Windows Server with Terminal Services usually runs in execute mode to serve applications. Whenever a new application is being installed, this must be done in install mode for Windows to monitor write operations affecting HKEY_CURRENT_USER. Switching between install and execute mode is performed by change user as described in MS KB 186504 - Terminal Server Commands: CHANGE. All changes to HKEY_CURRENT_USER are then shadowed to HKEY_LOCAL_MACHINE\Software\Microsoft\Windows NT\CurrentVersion\Terminal Server\Install, hence the name shadow keys. These keys are copied to a user's HKEY_CURRENT_USER hive during logon.
Whenever a shadow key is added, removed or modified, Windows saves the timestamp of the change in HKEY_LOCAL_MACHINE\SOFTWARE\Microsoft\Windows NT\CurrentVersion\Terminal Server\Install\IniFile Times\LatestRegistryKey:REG_DWORD. During the logon process, userinit.exe compares the key LastRegistryKey with HKEY_CURRENT_USER\Software\Microsoft\Windows NT\CurrentVersion\Terminal Server\LastUserIniSyncTime:REG_DWORD to determine whether any shadow keys need to be copied to the users registry hive.
So far, this does not come as a surprise as this is well-known. This is documented in MB KB 297379 - Programs can revert to the default settings on Terminal Server which describes an infamous issue: After a terminal server has been reinstalled, the timestamp stored in LastRegistryKey is newer than the one found in the user's LastRegistryKey. If this is the case, Windows recursively traverses all shadow keys and checks the timestamp stored for every registry key and decides whether to copy the corresponding shadow keys to the user's registry hive overwriting the previous settings. This behaviour can be avoided by backdating the timestamps on all shadow keys. Documentation of this can be found in Shadow Key Time Stamp and Finally! Shadow Key Timestamping Utilities from Microsoft.

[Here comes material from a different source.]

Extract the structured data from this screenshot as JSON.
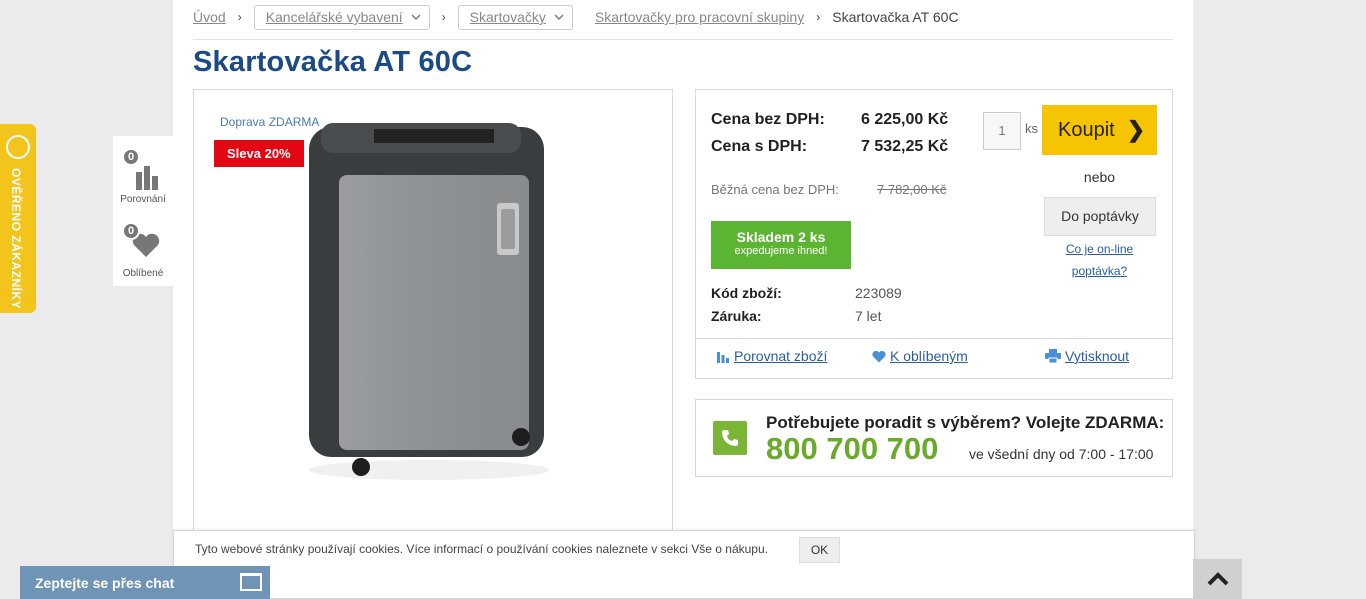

There is a very scarcely documented feature concerning shadow keys which prevents these keys from being copied to a user's registry hive. Suppressing these keys to be shadowed is accomplished by creating a registry value called TermSrvCopyKeyOnce of the type REG_DWORD and setting it to 0x1. This indicates to Windows that all values located directly under this key (not recursively!) are not to be copied even if the corresponding timestamp is newer.

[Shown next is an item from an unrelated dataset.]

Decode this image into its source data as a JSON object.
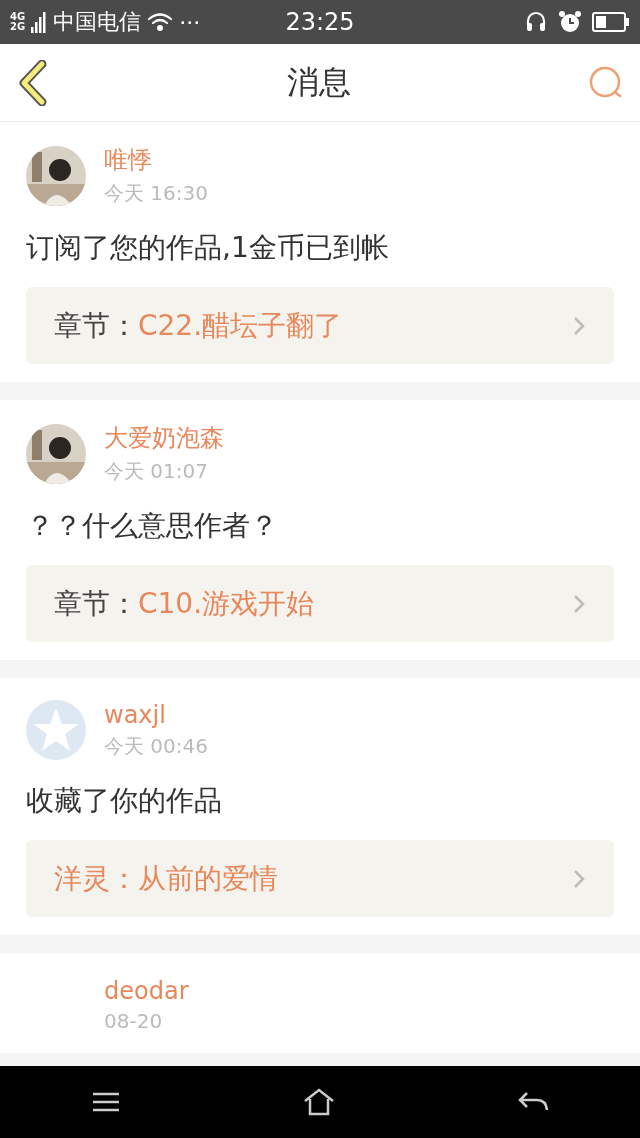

The following list describes the possible situations which you may be well aware of:
- A user logs on to a system and a new profile is created. In this case, Windows determines that shadow keys have never been copied to the user's registry hive and reproduces the shadow keys to provide the user with a basic configuration.
- An existing user logs on and shadow keys remain unaltered. This is also a trivial case in which no keys are copied to the user's registry hive.
- An existing user logs on and there are changes in the shadow keys. Windows will only copy those shadow keys which have been created or modified.
- An existing user logs on and the server has been reinstalled. As the timestamp in the LOCAL_MACHINE hive is newer than the timestamp in the user's hive, all shadow keys are copied. This results in at least some user configuration to be overwritten.
There is a difference in behaviour when a user logs on and there are new or modified shadow keys with TermSrvCopyKeyOnce set to 0x1: shadow keys are not copied if the user already has a copy. The values may even be removed from the registry (either manually or by some kind of automation) without being written back to the user's registry hive because TermSrvCopyKeyOnce prevents this to protect the user's configuration.
At the time of this writing, there are only three hits in the Microsoft KB.
Introduction to Shadow Keys by Brian Madden: How Applications use the Registry in Terminal Server Environments (Part 2 of 3)
Microsoft Systems Journal Dezember 1998: Run Your Applications on a Variety of Desktop Platforms with Terminal Server
MS KB 319517 - You receive an error message when you use Outlook 2002 on Windows 2000 Terminal Services